§ Given data:

■ ■ ■ ■

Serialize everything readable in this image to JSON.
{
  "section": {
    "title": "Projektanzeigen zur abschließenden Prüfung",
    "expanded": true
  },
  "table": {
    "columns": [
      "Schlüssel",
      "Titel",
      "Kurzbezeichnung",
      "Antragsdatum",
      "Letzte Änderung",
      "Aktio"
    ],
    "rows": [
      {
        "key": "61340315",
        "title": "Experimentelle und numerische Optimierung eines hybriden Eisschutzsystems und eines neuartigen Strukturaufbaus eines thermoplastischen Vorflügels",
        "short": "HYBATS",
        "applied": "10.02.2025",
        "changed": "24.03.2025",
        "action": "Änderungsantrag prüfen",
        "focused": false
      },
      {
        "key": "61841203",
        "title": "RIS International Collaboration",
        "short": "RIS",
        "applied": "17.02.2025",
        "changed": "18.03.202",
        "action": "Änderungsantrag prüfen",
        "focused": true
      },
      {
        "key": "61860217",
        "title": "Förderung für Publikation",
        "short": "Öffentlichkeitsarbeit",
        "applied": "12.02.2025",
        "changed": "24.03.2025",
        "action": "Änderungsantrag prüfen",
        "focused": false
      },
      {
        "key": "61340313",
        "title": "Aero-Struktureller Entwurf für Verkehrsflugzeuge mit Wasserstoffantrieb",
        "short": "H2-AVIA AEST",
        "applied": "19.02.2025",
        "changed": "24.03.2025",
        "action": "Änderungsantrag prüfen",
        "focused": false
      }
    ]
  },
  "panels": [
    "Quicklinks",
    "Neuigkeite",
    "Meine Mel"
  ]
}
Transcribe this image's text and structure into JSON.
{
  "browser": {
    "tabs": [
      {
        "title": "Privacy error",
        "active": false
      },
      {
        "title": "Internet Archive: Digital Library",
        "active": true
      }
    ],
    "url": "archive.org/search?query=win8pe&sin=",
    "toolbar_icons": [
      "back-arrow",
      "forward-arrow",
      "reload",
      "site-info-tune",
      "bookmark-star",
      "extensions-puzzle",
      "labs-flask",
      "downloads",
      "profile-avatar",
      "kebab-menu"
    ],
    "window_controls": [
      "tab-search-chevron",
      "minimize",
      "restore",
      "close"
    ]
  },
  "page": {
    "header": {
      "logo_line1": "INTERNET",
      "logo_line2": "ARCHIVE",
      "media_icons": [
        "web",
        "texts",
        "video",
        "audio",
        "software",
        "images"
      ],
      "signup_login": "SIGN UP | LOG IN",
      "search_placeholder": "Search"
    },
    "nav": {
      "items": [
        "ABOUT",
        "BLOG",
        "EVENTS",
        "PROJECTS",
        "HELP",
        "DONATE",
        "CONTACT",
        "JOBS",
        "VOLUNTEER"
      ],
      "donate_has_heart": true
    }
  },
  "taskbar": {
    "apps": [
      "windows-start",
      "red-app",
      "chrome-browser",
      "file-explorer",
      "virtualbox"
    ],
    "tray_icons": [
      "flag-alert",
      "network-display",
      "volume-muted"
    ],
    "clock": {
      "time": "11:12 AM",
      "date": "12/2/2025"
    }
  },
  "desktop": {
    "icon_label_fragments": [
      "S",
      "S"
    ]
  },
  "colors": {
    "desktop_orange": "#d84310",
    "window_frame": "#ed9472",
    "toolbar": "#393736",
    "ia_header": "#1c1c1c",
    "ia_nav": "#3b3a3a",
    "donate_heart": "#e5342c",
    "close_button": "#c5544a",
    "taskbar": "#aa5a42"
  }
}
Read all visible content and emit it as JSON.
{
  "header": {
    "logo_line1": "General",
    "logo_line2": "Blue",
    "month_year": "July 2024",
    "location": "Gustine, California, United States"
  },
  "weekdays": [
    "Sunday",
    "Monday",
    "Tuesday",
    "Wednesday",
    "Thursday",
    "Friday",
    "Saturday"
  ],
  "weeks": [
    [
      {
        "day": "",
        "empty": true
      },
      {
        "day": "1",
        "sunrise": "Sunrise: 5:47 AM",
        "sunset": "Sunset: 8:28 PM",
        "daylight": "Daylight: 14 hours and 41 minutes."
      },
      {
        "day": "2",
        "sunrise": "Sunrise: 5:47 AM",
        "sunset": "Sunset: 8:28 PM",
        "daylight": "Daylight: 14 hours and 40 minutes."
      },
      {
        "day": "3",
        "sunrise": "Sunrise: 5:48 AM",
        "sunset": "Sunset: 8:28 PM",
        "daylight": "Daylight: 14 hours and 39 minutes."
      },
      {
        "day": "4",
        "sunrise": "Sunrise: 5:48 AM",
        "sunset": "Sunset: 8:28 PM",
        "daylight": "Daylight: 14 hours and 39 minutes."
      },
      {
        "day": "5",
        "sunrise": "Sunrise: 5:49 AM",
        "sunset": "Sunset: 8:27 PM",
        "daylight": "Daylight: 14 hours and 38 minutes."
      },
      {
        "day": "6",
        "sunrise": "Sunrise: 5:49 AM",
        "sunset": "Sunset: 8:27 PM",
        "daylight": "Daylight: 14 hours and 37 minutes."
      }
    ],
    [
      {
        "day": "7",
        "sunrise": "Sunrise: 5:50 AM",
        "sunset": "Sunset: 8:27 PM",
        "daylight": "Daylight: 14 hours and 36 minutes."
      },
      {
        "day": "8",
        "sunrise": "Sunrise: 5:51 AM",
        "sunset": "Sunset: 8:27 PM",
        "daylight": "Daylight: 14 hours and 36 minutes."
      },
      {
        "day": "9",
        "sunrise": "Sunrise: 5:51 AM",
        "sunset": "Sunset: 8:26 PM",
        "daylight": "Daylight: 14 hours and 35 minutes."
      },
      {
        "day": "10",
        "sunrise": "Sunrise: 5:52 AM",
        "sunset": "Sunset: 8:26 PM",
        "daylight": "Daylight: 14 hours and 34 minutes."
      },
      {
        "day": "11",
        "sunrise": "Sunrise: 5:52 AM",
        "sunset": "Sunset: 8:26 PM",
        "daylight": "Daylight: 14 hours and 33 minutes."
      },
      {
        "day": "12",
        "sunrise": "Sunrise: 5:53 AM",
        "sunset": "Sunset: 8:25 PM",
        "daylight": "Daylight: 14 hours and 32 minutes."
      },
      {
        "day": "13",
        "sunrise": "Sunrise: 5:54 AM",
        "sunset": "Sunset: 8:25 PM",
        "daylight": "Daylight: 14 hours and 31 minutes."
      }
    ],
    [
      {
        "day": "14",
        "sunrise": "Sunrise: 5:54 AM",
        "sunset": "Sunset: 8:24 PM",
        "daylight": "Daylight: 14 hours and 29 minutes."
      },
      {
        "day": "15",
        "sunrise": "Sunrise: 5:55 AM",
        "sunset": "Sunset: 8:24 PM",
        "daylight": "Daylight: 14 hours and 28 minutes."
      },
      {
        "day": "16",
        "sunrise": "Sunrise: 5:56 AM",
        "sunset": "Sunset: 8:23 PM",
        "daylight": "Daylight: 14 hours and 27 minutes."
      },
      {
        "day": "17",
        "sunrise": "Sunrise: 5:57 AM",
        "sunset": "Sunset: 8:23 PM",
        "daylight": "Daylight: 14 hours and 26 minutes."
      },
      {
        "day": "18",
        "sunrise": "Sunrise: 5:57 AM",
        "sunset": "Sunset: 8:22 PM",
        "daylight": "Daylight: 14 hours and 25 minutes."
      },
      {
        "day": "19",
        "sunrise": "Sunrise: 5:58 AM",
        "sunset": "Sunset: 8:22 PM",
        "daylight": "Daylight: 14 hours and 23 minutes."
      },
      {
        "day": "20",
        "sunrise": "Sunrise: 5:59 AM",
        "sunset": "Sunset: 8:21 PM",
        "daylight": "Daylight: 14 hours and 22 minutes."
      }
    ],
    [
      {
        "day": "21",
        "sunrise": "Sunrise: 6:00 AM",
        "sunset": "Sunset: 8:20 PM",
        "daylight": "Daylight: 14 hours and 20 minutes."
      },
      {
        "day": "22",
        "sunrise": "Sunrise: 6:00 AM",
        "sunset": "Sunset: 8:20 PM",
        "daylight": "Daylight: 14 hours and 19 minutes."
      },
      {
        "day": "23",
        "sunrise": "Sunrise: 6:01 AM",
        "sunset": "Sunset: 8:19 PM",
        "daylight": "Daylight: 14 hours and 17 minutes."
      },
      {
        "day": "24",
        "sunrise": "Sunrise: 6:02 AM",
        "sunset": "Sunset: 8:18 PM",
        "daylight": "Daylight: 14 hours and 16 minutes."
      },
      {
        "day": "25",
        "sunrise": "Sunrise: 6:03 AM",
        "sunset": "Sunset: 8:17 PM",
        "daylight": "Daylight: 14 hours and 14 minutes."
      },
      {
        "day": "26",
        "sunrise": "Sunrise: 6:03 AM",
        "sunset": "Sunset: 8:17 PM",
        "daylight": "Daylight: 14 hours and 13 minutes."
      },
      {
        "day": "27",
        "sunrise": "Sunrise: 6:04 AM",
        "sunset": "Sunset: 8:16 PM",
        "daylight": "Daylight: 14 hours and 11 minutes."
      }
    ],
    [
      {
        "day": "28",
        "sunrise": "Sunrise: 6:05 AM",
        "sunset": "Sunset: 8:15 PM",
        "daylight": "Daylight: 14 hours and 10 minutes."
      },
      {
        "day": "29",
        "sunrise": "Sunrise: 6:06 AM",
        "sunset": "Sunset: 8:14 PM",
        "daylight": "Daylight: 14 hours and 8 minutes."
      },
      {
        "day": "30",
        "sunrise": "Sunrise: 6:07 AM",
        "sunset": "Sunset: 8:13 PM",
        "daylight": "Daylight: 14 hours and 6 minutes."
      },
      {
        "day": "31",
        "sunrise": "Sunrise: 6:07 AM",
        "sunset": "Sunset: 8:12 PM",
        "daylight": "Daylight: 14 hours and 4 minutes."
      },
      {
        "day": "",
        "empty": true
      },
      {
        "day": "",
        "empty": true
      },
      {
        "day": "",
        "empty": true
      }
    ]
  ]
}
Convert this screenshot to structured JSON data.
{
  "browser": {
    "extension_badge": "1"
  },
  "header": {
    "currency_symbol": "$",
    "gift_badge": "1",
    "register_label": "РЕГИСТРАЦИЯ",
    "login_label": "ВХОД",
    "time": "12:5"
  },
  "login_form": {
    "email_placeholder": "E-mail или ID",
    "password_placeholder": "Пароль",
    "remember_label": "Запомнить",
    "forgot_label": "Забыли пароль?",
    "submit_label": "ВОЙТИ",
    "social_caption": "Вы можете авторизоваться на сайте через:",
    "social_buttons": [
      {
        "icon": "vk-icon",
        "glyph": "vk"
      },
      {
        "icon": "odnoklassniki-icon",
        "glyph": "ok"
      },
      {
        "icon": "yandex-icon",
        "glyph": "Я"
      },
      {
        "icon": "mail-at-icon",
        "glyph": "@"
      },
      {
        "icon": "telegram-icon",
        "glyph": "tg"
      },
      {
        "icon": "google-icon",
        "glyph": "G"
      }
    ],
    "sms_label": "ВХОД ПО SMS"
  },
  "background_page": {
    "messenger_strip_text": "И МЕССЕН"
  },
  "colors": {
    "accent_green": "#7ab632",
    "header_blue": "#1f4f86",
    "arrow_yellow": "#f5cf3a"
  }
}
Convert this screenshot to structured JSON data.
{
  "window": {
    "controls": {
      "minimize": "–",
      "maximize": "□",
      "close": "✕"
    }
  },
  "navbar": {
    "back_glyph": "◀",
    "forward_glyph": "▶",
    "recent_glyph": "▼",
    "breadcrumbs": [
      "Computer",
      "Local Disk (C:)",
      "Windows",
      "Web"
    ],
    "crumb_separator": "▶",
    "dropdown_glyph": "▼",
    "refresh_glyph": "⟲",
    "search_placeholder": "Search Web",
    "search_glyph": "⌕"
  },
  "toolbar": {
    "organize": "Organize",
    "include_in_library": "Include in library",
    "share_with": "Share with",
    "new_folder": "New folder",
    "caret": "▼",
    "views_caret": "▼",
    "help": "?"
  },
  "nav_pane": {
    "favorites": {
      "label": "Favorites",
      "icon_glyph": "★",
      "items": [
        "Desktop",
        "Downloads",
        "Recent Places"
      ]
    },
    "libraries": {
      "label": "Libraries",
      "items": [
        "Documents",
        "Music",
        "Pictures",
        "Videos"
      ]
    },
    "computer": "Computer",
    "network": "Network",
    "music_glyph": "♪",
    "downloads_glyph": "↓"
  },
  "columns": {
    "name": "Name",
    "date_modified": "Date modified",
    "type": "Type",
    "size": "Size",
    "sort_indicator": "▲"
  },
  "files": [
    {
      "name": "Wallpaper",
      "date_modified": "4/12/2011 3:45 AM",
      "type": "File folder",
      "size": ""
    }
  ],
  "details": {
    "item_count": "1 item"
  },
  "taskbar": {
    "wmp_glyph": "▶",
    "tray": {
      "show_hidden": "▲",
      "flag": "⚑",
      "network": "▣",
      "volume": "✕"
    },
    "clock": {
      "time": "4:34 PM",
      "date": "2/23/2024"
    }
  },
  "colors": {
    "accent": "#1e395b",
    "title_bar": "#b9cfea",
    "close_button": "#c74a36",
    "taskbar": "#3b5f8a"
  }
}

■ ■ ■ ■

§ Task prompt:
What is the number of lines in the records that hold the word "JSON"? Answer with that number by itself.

§ Reply:
5